Hoosiers have stake in both sides of gay marriage debate


It looks like Indiana lawmakers will vote next week on the proposed state constitutional ban on same-sex marriage.

Both sides of the political aisle have framed the discussion, sharing poll numbers favoring both sides. But it may be voters who help decide the issue at the ballot box in November.

A married father of four, John Crane spent the day at home with his five-year-old daughter Emma Thursday. Sitting at his Morgan County home in Mooresville, he is a world away from the gay marriage debate at the Indiana Statehouse, but he believes he has a stake in that fight.

"I'm one of those, 'If it ain't broke, don't fix it'," Crane said. "We've got a system that has worked for a long, long time. It isn't perfect, certainly those who support marriage between a man and a woman don't always live up to those ideals, but it doesn't mean we redefine those ideals."

He would like to see the proposed constitutional amendment question that would ban gay marriage in the state decided at the ballot box in November.

"It writes discrimination into the state constitution and that is a legacy I don't think anyone wants to be a part of," said Joshua Peters.

Peters, a soon-to-be college graduate, has a stake in that debate, as well.

"It's personal to me because I have been with my partner for three years. Actually just got engaged over Christmas and would love to get married here in Indiana, but if not, I can always go to another state and see how it shakes out in the future," he said.

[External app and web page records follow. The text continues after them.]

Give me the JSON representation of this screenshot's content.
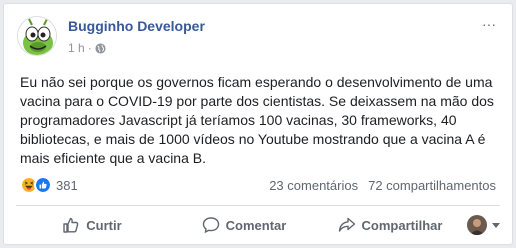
{
  "post": {
    "author": "Bugginho Developer",
    "time": "1 h",
    "separator": "·",
    "privacy_icon": "globe-icon",
    "more_icon": "···",
    "text": "Eu não sei porque os governos ficam esperando o desenvolvimento de uma vacina para o COVID-19 por parte dos cientistas. Se deixassem na mão dos programadores Javascript já teríamos 100 vacinas, 30 frameworks, 40 bibliotecas, e mais de 1000 vídeos no Youtube mostrando que a vacina A é mais eficiente que a vacina B."
  },
  "reactions": {
    "icons": [
      "haha-icon",
      "like-icon"
    ],
    "count": "381",
    "comments": "23 comentários",
    "shares": "72 compartilhamentos"
  },
  "actions": {
    "like_label": "Curtir",
    "comment_label": "Comentar",
    "share_label": "Compartilhar"
  },
  "colors": {
    "author_link": "#385898",
    "secondary_text": "#90949c",
    "action_text": "#606770",
    "like_blue": "#1877f2",
    "haha_yellow": "#f7b125",
    "avatar_green": "#7cc242"
  }
}
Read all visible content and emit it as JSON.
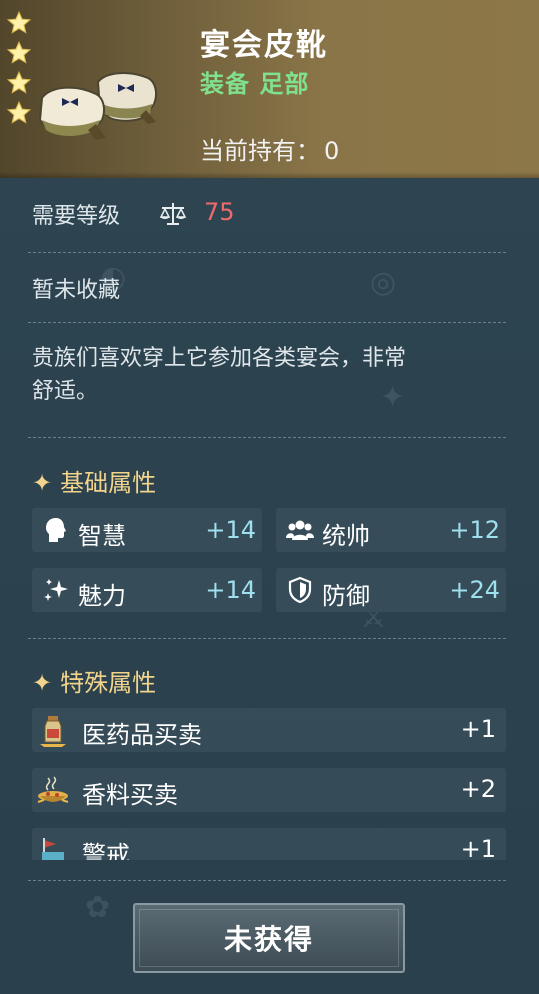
{
  "item": {
    "name": "宴会皮靴",
    "category": "装备 足部",
    "holding_label": "当前持有：",
    "holding_count": "0",
    "stars": 4,
    "icon": "leather-shoes-icon"
  },
  "requirements": {
    "level_label": "需要等级",
    "level_icon": "scale-icon",
    "level_value": "75"
  },
  "collection_status": "暂未收藏",
  "description_lines": [
    "贵族们喜欢穿上它参加各类宴会，非常",
    "舒适。"
  ],
  "base_attributes": {
    "title": "基础属性",
    "items": [
      {
        "icon": "head-icon",
        "name": "智慧",
        "value": "+14"
      },
      {
        "icon": "people-icon",
        "name": "统帅",
        "value": "+12"
      },
      {
        "icon": "sparkle-icon",
        "name": "魅力",
        "value": "+14"
      },
      {
        "icon": "shield-icon",
        "name": "防御",
        "value": "+24"
      }
    ]
  },
  "special_attributes": {
    "title": "特殊属性",
    "items": [
      {
        "icon": "medicine-bottle-icon",
        "name": "医药品买卖",
        "value": "+1"
      },
      {
        "icon": "spice-bowl-icon",
        "name": "香料买卖",
        "value": "+2"
      },
      {
        "icon": "lookout-icon",
        "name": "警戒",
        "value": "+1"
      }
    ]
  },
  "action_button": "未获得",
  "colors": {
    "header_gold": "#8a7548",
    "category_green": "#7fe08f",
    "level_red": "#ef6a6a",
    "section_gold": "#f2d48c",
    "stat_value_cyan": "#9fe0ef",
    "panel_bg": "#2e4652"
  }
}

Peters says he was a little surprised the hundreds of Hoosiers who packed the Statehouse for a committee hearing earlier this week were so sedate. A vote is expected next week. If it passes, he is not so sure that will continue.

"I already know there is a law on the books against same sex-marriage, so it almost seems mean-spirited to write this into the state constitution," he said.

"God set the path he did because he knows the best path for us," Crane said.

For now, that path leads to the Indiana Statehouse. House Speaker Brian Bosma (R-Indianapolis) says lawmakers are taking their time deciding how to vote.